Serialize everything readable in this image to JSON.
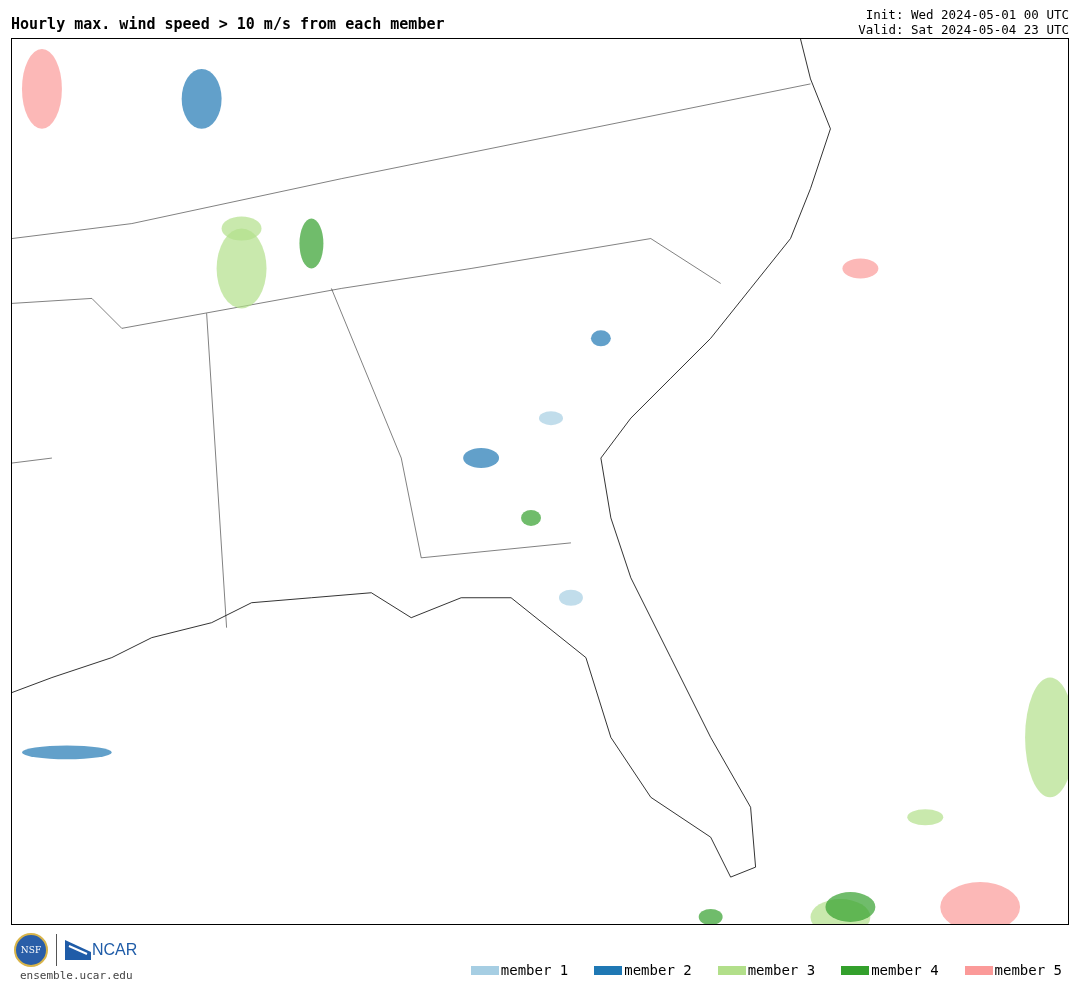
{
  "title": "Hourly max. wind speed > 10 m/s from each member",
  "init": "Init: Wed 2024-05-01 00 UTC",
  "valid": "Valid: Sat 2024-05-04 23 UTC",
  "logos": {
    "nsf": "NSF",
    "ncar": "NCAR"
  },
  "site": "ensemble.ucar.edu",
  "legend": [
    {
      "label": "member 1",
      "color": "#a6cee3"
    },
    {
      "label": "member 2",
      "color": "#1f78b4"
    },
    {
      "label": "member 3",
      "color": "#b2df8a"
    },
    {
      "label": "member 4",
      "color": "#33a02c"
    },
    {
      "label": "member 5",
      "color": "#fb9a99"
    }
  ]
}
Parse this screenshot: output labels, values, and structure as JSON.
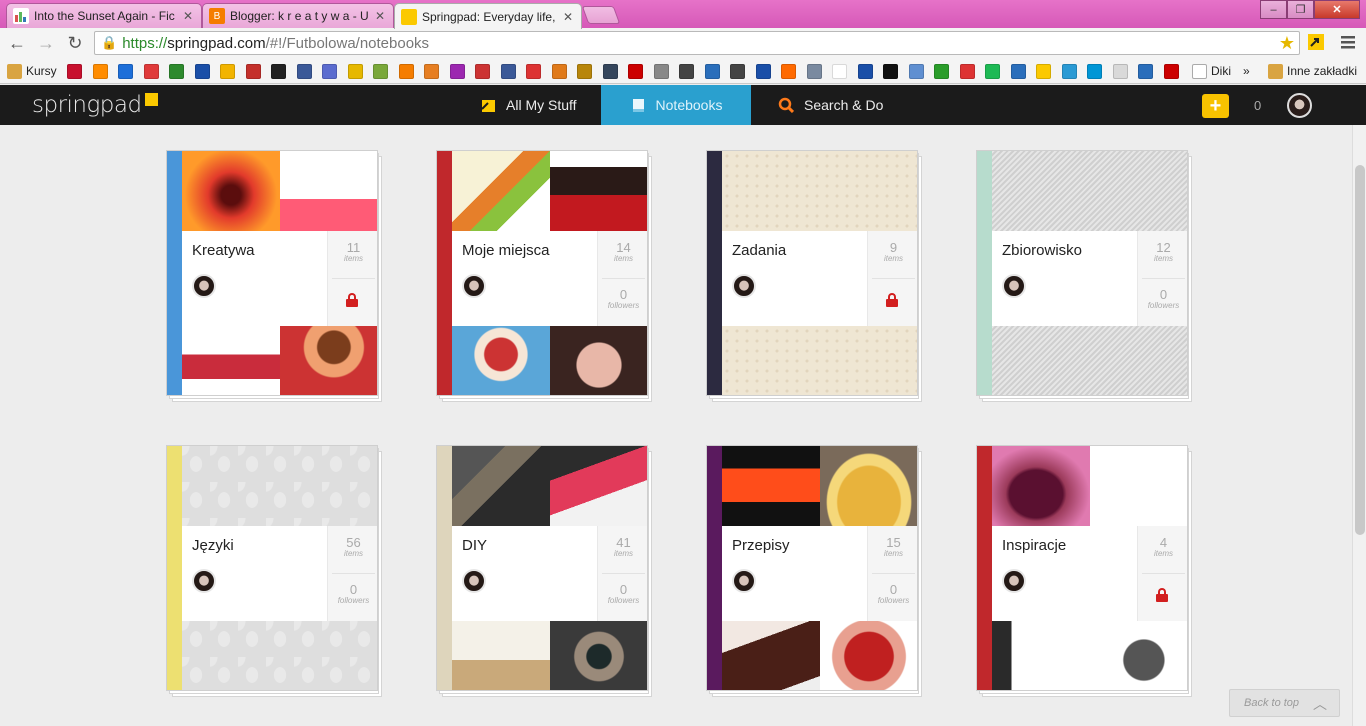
{
  "browser": {
    "tabs": [
      {
        "title": "Into the Sunset Again - Fic",
        "favicon_color": "#d9534f"
      },
      {
        "title": "Blogger: k r e a t y w a - Ul",
        "favicon_color": "#f57d00"
      },
      {
        "title": "Springpad: Everyday life, o",
        "favicon_color": "#fbc900"
      }
    ],
    "url": {
      "scheme": "https://",
      "host": "springpad.com",
      "path": "/#!/Futbolowa/notebooks"
    },
    "bookmarks": [
      {
        "label": "Kursy",
        "icon": "folder-icon",
        "color": "#d9a441"
      },
      {
        "label": "Diki",
        "icon": "page-icon",
        "color": "#ffffff"
      },
      {
        "label": "Inne zakładki",
        "icon": "folder-icon",
        "color": "#d9a441"
      }
    ],
    "bookmark_overflow": "»"
  },
  "springpad": {
    "logo": "springpad",
    "nav": {
      "all_my_stuff": "All My Stuff",
      "notebooks": "Notebooks",
      "search_do": "Search & Do"
    },
    "add_label": "+",
    "notification_count": "0",
    "accent": "#2aa0cf",
    "brand": "#fbc900"
  },
  "notebooks": [
    {
      "name": "Kreatywa",
      "items": "11",
      "items_label": "items",
      "followers": null,
      "followers_label": "",
      "locked": true,
      "spine": "#4a96d9"
    },
    {
      "name": "Moje miejsca",
      "items": "14",
      "items_label": "items",
      "followers": "0",
      "followers_label": "followers",
      "locked": false,
      "spine": "#c0282c"
    },
    {
      "name": "Zadania",
      "items": "9",
      "items_label": "items",
      "followers": null,
      "followers_label": "",
      "locked": true,
      "spine": "#2c2a40"
    },
    {
      "name": "Zbiorowisko",
      "items": "12",
      "items_label": "items",
      "followers": "0",
      "followers_label": "followers",
      "locked": false,
      "spine": "#b7dccd"
    },
    {
      "name": "Języki",
      "items": "56",
      "items_label": "items",
      "followers": "0",
      "followers_label": "followers",
      "locked": false,
      "spine": "#ede071"
    },
    {
      "name": "DIY",
      "items": "41",
      "items_label": "items",
      "followers": "0",
      "followers_label": "followers",
      "locked": false,
      "spine": "#ded5bc"
    },
    {
      "name": "Przepisy",
      "items": "15",
      "items_label": "items",
      "followers": "0",
      "followers_label": "followers",
      "locked": false,
      "spine": "#5a1a5e"
    },
    {
      "name": "Inspiracje",
      "items": "4",
      "items_label": "items",
      "followers": null,
      "followers_label": "",
      "locked": true,
      "spine": "#c0282c"
    }
  ],
  "back_to_top": "Back to top"
}
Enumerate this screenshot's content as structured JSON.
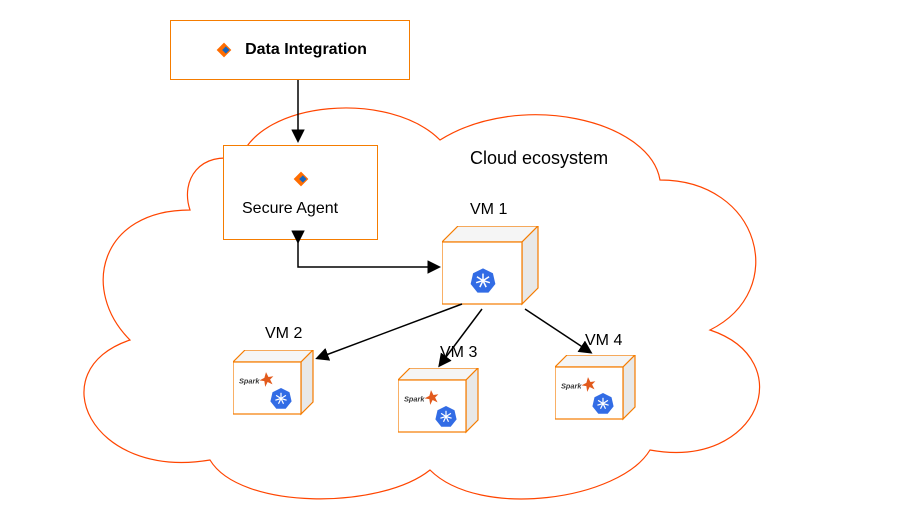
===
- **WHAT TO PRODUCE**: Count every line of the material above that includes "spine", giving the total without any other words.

- **EXPECTED OUTPUT**: 8